**Task to complete:** Look through the entries below and return all lines including the word "kind".

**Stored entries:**
Start of Block

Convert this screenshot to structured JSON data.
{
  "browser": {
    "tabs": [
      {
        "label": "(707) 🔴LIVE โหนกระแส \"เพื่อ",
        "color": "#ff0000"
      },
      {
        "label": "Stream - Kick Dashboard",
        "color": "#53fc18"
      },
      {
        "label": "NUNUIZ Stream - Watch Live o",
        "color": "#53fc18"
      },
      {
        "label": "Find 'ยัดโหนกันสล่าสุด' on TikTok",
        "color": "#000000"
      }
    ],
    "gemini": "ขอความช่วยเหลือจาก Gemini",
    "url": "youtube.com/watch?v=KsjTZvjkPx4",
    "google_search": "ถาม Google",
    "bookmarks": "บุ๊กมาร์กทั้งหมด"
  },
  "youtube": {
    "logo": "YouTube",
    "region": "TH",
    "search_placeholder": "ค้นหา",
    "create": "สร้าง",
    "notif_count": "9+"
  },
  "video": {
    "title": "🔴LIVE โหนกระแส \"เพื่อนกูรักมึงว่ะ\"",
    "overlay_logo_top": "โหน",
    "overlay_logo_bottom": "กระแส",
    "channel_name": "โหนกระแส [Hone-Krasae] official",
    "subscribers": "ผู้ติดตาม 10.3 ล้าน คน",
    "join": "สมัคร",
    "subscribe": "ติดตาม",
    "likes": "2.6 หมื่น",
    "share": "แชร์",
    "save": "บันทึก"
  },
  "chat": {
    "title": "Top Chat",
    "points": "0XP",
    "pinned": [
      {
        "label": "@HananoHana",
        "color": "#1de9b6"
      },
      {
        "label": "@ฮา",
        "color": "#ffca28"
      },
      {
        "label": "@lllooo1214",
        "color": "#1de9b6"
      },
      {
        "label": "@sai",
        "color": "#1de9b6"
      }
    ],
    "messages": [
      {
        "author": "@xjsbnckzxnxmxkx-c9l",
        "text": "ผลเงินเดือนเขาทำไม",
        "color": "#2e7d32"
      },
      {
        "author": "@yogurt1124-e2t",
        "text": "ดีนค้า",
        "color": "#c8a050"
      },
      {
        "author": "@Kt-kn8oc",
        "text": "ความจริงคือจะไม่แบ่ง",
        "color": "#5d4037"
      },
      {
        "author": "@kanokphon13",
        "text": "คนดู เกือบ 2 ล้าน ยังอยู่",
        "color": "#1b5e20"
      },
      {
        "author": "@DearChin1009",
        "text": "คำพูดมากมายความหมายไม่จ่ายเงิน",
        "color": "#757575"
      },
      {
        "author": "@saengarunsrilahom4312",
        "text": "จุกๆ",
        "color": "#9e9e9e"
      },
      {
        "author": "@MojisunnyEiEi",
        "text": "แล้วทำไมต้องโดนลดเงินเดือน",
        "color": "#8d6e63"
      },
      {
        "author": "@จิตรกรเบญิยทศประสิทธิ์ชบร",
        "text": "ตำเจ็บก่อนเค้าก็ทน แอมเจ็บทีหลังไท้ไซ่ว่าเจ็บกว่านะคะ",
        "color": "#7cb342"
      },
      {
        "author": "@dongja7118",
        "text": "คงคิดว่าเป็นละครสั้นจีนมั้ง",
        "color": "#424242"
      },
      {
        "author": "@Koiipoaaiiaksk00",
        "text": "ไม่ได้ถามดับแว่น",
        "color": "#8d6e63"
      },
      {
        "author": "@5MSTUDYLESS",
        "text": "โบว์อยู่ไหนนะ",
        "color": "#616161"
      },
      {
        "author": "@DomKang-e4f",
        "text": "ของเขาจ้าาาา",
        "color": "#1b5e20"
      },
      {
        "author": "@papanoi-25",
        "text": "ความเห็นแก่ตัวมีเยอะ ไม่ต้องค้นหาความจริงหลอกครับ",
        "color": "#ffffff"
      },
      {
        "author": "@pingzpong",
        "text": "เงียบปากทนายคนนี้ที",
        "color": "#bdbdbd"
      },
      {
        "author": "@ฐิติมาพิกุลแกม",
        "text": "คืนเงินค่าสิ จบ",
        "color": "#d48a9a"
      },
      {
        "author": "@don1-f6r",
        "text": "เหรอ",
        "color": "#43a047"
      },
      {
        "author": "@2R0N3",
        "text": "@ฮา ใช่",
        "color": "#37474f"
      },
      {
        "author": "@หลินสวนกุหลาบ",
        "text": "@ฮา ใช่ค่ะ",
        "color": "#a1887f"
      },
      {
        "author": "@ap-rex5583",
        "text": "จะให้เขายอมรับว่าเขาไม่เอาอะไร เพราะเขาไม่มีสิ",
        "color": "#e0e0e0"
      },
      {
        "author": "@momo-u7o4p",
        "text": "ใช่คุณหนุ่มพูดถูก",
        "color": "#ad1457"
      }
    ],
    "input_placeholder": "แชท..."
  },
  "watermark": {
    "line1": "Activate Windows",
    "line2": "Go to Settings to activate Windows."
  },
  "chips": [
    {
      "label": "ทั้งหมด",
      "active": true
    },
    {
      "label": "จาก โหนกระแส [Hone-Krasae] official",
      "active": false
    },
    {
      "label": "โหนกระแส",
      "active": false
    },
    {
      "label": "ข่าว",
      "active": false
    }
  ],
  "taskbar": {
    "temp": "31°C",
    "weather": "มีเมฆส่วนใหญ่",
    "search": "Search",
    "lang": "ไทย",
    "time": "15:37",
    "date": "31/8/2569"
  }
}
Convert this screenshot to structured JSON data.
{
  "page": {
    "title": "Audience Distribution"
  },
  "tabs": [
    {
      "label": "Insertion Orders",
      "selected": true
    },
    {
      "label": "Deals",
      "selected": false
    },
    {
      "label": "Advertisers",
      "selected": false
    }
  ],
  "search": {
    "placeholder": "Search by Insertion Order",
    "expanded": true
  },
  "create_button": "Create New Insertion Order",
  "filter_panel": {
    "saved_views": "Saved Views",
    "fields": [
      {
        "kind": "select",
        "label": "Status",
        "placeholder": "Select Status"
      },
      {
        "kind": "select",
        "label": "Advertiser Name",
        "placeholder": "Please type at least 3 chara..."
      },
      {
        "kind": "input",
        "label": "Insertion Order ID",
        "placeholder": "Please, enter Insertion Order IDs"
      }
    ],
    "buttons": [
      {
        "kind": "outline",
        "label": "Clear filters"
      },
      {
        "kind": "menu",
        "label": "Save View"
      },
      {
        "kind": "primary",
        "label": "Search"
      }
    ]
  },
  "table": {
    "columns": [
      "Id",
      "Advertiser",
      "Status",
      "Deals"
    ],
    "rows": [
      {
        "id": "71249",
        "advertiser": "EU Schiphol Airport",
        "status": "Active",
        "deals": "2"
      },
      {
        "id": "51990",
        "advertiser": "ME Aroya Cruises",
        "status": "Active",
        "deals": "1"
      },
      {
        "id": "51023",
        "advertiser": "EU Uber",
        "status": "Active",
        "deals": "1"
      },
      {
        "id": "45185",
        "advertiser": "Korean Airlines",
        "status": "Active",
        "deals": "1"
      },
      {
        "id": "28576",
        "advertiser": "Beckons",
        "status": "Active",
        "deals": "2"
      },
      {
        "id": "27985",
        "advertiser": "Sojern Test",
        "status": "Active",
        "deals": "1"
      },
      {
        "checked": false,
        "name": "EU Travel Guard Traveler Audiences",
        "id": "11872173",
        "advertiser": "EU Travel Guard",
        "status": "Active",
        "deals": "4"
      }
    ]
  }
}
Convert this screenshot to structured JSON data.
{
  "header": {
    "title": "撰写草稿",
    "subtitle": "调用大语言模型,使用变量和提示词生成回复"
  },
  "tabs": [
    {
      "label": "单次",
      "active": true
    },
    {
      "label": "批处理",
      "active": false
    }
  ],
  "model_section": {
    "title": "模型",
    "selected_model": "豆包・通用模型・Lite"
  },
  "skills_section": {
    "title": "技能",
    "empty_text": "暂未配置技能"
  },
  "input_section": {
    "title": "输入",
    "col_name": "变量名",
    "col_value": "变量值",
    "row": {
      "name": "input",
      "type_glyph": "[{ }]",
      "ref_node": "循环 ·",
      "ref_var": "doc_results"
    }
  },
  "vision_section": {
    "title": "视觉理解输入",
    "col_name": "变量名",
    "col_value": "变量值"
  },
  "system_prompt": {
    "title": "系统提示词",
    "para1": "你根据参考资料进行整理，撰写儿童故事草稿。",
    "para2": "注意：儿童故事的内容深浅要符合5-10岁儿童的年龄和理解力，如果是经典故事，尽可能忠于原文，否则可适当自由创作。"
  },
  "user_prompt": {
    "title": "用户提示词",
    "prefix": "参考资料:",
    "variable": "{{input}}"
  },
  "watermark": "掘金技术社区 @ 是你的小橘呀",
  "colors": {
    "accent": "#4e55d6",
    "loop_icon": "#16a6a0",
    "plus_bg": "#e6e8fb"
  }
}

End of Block

**Response area:**
        "kind": "select",
        "kind": "select",
        "kind": "input",
        "kind": "outline",
        "kind": "menu",
        "kind": "primary",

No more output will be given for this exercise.